This article considers the question ‘What makes hope rational?’ We take Adrienne Martin’s recent incorporation analysis of hope as representative of a tradition that views the rationality of hope as a matter of instrumental reasons. Against this tradition, we argue that an important subset of hope, ‘fundamental hope’, is not governed by instrumental rationality. Rather, people have reason to endorse or reject such hope in virtue of the contribution of the relevant attitudes to the integrity of their practical identity, which (...) makes the relevant hope not instrumentally but intrinsically valuable. This argument also allows for a new analysis of the reasons people have to abandon hope and for a better understanding of non-fundamental, ‘prosaic’ hopes. (shrink)
It has been argued that Kants actions. However, it would be uncompromising to allow for only two possibilities: either full responsibility or none. Moreover, in the Metaphysics of Morals Kant himself claims that there can be degrees of responsibility, depending on the magnitude of the obstacles that have to be overcome when acting. I will show that this claim is consistent with Kant’s theory as a whole and thereby make transparent how degrees of responsibility are possible for Kant. The solution (...) is based on the distinction between two senses of responsibility: taking oneself to be an accountable person is an all-or-nothing affair, whereas praise- or blameworthiness for a particular action can still be a matter of degree. (shrink)
The aim of this paper is to suggest that a necessary condition of autonomy has not been sufficiently recognized in the literature: the capacity to critically reflect on one’s practical attitudes (desires, preferences, values, etc.) in the light of new experiences . It will be argued that most prominent accounts of autonomy—ahistorical as well as history-sensitive—have either altogether failed to recognize this condition or at least failed to give an explicit account of it.
Defeasibility, most generally speaking, means that given some set of conditions A, something else B will hold, unless or until defeating conditions C apply. While the term was introduced into philosophy by legal philosopher H.L.A. Hart in 1949, today, the concept of defeasibility is employed in many different areas of philosophy. This volume for the first time brings together contributions on defeasibility from epistemology , legal philosophy and ethics and the philosophy of action . The volume ends with an extensive (...) bibliography. (shrink)

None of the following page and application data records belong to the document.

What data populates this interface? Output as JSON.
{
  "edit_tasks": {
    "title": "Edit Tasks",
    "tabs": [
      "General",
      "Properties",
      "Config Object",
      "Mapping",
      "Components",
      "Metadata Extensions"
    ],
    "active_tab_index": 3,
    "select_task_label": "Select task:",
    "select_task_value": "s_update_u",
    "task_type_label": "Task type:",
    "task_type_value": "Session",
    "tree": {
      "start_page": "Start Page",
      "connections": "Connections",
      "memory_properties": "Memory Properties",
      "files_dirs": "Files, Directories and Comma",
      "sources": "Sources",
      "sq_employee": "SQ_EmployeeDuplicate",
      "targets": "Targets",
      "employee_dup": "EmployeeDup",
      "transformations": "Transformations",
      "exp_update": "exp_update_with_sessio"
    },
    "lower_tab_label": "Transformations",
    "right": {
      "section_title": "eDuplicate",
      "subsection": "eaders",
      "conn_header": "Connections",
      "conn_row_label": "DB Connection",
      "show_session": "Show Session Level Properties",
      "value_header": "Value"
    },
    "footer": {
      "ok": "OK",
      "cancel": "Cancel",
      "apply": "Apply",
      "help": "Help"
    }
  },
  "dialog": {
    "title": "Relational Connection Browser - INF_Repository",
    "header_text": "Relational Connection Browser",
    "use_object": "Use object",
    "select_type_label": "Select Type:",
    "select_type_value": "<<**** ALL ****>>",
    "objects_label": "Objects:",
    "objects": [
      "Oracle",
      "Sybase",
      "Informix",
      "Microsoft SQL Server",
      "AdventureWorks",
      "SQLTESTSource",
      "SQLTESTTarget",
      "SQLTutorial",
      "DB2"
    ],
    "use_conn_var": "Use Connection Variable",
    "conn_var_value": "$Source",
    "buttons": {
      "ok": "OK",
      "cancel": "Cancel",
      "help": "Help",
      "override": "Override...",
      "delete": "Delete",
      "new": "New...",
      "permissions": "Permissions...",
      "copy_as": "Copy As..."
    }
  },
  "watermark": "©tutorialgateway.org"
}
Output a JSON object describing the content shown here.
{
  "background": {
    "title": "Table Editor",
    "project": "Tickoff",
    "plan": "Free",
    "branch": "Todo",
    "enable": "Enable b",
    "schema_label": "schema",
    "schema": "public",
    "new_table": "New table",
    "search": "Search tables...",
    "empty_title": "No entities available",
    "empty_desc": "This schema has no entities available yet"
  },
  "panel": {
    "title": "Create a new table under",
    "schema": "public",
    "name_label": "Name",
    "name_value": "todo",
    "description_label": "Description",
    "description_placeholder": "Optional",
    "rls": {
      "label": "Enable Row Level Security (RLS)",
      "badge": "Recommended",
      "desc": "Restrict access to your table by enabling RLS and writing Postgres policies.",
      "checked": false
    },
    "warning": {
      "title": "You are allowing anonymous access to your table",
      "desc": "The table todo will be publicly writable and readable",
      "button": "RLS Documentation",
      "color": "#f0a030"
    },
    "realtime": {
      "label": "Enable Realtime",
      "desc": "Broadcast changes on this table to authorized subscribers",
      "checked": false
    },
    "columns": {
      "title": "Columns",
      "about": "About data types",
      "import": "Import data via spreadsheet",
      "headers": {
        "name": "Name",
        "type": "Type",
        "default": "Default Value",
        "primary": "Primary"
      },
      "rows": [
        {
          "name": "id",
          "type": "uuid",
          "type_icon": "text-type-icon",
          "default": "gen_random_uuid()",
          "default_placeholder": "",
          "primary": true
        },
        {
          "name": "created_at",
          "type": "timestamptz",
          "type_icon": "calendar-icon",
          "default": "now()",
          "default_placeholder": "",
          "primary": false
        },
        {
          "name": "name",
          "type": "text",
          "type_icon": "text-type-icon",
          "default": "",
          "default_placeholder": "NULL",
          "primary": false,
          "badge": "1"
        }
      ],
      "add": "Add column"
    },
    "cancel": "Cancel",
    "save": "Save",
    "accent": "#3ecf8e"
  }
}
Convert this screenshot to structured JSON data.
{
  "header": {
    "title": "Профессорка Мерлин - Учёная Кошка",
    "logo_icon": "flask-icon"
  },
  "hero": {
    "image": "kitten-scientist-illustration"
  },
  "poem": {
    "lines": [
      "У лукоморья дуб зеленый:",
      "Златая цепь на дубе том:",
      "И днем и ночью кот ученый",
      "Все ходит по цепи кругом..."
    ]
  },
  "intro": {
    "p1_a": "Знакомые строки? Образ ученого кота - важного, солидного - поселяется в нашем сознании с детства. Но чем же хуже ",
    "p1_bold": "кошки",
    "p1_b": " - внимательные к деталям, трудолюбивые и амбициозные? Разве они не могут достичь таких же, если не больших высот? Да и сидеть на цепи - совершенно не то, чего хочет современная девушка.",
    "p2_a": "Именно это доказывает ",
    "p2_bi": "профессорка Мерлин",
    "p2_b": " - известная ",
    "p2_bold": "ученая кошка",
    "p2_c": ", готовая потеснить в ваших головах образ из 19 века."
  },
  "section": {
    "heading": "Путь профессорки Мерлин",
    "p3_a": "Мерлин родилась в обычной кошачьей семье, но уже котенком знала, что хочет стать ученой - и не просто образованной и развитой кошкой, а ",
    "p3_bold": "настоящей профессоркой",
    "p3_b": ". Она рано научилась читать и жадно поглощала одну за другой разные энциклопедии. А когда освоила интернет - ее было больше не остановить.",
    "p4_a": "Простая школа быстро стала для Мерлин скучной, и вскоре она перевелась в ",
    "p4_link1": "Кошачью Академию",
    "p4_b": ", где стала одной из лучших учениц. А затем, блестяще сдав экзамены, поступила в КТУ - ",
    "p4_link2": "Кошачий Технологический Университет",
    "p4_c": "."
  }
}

This article proposes a Kantian account of our reasons to forgive that situates our moral fallibility as their ultimate ground. I explore similarities and differences between Kant’s account in the Doctrine of Virtue and the more recent account offered by Garrard and McNaughton, 39–60, 2003). After tracing the connection between moral fallibility and moral luck, I discuss Kant’s argument for a duty to be forgiving. Kant’s strategy yields a plausible account of the normative status of forgiveness: Although we generally have (...) a moral reason to forgive others, forgiveness is not required in every case of wrongdoing. Kant’s argument is based on the assumption that we are all in need of forgiveness, the nature of which I go on to explain. Forgiveness has the power to relieve us of a burden that results from moral failure, which grounds both its standing as a duty and its importance in the lives of fallible moral agents. (shrink)
The contributions in this volume, written by leading scholars in the philosophy of hope, gives a systematic overview over the philosophical history of hope, about contemporary debates and about the role of hope in our collective life.